— Swami Dayananda

Purposely speaking truth goes beyond just being a good person because you should.

Practicing yoga is a natural catalyst for true self-expression, so let's look at what the yogis say about satya, or truthfulness. This is a lifelong endeavor to which our elders can testify — but every bit counts.

 Satya makes things easier on the mind.

It's so much work to tell a lie and then remember who to cover up to and what not to say where.
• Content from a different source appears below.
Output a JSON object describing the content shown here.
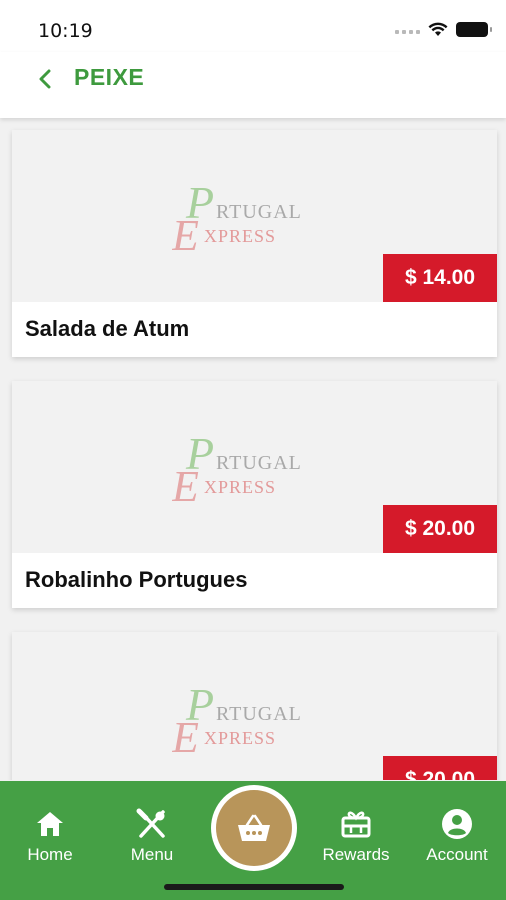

With less mental load, our minds are freed up for more important knowledge.

Lastly, I've often heard satya used as a justification for asserting opinions on someone or even hurting with the thrifty shield of "this is my truth."

Ready for the tough love?

Your sanity as well as your deeper wisdom rests heavily on your ability to be truthful. And at the same time, what is true may also sometimes be useless. 

It's a forever practice to not to use words which don’t serve any purpose.

On that note — signing out.

 

With Love,

Lauren